One way to tell if your Integra is a GSR is by checking the engine. It may have a B18C1 engine but still have the GSR frame. Check the redline on the tachometer, it should be above 8400 rpm. If not, you can swap it.
GS vs LS
If you’re unsure of whether your Integra is an LS or a GS, you can refer to the engine designation. The LS uses the b18b engine. The EG has the DC2 and DC5 engines. Similarly, the LS’s valve cover is different.
The GS-R has a higher HP than the LS, but that doesn’t mean it’s faster. It’s because the GS has a higher compression ratio and VTEC, which makes it slightly more powerful. The LS, on the other hand, has a lower compression ratio.
The third generation of Integras were introduced in 1993 and featured alphanumeric chassis codes such as DC1 to DC4. The LS had a turbocharged B18C1 engine with 142 horsepower and 127 pound-feet of torque. In addition, the LS had cloth seats and full power windows.
The third generation of the Integra is launched in the fall of 1993 and features a revised chassis, interior, and power systems. The Integra is available in two trim levels, RS and LS. The Special Edition adds leather upholstery, sport suspension, and simulated wood interior trim. It also gets special badges and body-colored side moldings. The GS-R gets a set of six-spoke aluminum wheels. Meanwhile, the RS and LS get redesigned wheel covers. Both models get a few minor changes in 1994. The RS gets body-colored side moldings, while the LS receives body-colored side moldings and green-tinted glass.

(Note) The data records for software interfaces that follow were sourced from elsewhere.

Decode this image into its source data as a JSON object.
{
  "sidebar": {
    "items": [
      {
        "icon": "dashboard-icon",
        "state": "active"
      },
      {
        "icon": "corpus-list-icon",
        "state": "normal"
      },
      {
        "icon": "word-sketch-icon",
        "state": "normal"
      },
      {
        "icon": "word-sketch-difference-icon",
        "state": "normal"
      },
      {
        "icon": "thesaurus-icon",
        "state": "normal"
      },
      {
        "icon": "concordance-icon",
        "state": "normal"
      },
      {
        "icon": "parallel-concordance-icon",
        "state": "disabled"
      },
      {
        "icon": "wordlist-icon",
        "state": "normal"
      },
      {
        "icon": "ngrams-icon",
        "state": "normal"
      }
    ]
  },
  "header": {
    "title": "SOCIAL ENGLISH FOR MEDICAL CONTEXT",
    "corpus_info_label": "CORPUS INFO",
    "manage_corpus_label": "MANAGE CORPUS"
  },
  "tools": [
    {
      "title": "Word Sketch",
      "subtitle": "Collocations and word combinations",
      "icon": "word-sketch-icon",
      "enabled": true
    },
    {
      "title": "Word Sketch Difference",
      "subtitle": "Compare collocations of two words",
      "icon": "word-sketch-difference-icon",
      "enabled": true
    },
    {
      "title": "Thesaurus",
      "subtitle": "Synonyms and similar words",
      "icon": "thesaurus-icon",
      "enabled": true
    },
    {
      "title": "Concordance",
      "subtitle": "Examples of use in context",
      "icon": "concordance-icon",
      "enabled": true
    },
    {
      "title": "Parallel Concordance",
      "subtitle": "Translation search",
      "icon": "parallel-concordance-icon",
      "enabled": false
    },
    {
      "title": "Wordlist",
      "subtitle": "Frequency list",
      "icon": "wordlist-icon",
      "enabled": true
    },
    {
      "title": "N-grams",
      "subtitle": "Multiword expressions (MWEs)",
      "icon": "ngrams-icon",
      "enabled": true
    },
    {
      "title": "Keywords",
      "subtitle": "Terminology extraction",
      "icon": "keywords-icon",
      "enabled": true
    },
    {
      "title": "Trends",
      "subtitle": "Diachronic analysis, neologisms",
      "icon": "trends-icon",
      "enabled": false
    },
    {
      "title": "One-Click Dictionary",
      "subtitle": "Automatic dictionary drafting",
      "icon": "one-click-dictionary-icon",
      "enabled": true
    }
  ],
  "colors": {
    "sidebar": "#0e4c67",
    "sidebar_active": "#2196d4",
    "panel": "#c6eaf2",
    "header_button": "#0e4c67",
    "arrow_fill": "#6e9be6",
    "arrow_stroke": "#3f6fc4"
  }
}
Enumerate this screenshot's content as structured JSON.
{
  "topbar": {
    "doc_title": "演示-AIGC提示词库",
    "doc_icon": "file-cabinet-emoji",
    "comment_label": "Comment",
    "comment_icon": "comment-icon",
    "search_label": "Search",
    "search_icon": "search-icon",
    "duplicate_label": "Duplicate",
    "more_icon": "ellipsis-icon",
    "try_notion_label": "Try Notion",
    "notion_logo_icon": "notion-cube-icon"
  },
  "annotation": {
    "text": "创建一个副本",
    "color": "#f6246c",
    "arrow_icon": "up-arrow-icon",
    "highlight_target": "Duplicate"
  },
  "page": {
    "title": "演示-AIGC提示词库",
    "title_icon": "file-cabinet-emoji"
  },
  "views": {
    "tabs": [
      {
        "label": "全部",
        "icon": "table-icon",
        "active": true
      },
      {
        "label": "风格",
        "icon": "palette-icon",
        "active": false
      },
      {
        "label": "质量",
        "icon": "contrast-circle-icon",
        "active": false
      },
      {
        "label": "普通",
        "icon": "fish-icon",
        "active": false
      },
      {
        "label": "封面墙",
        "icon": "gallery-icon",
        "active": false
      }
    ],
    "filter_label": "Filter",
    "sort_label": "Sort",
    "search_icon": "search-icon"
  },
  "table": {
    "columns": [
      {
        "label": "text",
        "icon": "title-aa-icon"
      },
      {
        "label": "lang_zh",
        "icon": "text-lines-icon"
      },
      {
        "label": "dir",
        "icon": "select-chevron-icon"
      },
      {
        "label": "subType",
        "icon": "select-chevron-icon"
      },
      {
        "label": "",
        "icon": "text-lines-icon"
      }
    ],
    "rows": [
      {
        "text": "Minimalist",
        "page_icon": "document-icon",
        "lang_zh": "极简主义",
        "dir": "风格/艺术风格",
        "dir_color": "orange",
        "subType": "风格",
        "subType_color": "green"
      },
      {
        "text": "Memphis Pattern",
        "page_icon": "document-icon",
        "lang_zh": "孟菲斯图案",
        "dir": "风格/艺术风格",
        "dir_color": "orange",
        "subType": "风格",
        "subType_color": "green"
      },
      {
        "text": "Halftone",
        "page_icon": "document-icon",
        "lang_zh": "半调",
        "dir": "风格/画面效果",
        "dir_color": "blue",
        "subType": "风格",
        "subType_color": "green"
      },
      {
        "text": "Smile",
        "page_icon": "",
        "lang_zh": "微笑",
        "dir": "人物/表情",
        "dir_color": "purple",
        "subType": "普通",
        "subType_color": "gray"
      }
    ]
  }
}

The RS and LS engines are both turbocharged and hybrid. The GS-R is not as powerful as the LS, but if you’re looking to save some money, a GS-R is the way to go. A good GS-R is inexpensive to buy, and the parts are not as difficult to replace as the LS or RS.
Integras of all varieties have been among the most popular vehicles in the tuner world for the past two decades, and the list of aftermarket parts for these vehicles is vast. In this article, we’ll examine some of the concepts and principles behind this type of magic.

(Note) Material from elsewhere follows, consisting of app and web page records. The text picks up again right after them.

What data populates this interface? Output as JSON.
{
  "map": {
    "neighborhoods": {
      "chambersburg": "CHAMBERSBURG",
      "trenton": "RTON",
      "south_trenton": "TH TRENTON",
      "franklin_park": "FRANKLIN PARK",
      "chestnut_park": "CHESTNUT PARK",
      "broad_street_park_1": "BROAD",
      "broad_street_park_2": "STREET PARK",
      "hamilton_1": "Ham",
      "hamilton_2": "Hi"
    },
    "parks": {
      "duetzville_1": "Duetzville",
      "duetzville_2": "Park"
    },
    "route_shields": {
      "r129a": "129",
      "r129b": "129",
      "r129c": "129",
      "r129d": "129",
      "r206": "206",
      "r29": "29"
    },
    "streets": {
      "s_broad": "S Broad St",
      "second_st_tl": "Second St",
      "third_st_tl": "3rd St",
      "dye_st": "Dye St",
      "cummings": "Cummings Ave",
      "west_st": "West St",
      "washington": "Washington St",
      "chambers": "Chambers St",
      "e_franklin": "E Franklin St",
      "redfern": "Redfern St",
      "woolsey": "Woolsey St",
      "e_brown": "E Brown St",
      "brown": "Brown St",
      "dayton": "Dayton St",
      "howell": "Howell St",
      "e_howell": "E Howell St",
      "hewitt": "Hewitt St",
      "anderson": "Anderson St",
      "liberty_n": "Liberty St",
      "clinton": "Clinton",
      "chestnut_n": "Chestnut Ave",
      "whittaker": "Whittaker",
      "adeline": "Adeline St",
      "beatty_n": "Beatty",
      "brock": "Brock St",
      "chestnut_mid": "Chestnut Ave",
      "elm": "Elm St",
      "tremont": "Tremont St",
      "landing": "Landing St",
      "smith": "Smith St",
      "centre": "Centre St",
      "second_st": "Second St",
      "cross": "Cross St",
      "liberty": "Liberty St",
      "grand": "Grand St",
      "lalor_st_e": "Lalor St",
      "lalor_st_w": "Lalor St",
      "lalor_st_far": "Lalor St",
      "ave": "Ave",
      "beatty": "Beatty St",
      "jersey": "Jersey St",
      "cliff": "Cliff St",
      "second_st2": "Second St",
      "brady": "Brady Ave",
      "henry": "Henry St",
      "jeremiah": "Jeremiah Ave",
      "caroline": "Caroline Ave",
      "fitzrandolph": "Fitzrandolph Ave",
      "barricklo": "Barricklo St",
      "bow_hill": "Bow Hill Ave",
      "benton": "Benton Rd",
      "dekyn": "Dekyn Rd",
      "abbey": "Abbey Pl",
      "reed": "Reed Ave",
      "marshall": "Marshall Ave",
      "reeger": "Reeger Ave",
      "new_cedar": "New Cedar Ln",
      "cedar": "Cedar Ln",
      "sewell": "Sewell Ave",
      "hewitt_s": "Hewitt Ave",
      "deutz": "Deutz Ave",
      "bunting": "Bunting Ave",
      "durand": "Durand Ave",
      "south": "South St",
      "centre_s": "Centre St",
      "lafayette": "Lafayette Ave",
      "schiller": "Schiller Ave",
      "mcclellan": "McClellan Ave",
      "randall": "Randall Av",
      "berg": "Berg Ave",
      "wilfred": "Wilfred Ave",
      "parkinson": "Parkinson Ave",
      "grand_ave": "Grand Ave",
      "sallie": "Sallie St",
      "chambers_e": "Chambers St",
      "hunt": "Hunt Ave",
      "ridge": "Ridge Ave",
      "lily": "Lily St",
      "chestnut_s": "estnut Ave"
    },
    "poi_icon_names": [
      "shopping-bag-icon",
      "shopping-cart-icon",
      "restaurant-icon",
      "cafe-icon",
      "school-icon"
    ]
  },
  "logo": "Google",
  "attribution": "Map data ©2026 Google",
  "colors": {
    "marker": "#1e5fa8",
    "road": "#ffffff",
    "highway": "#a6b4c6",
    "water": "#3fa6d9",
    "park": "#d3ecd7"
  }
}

The B18C family is the most popular of the B-Series engines. It has a 1.8L displacement and DOHC VTEC technology. It’s available in many variants, including the GS-R and the Type-R. The latter engine has a slightly higher compression ratio than the former and was widely used in the Civic SiR/SiRII chassis from 1992 to 1995. It also found its way into European and Japanese-spec Integras, including the Integra Si-R.
The second gen Integra’s B18B1 engine is different from the third-gen b18C5 type-R, which is an entirely different LS-trim. The difference is approximately ten horsepower. The third-gen Integras had a similar engine, but lack a variable valve timing system, which allows them to be more efficient at low speeds and more powerful at high speeds. While they’re not as exciting as a Type-R, they’re still a fun platform to play with. If you’re savvy with Honda Lego-like parts interchangeability, the GS-trim Integra can be a great buy on a budget.
If you’re not sure about the engine, you can look at the engine specifications. If the engine is B18C1, it’s likely an LS. If the engine’s redline is 8,400 rpm, it’s probably a GSR. The tachometers may be in a different configuration.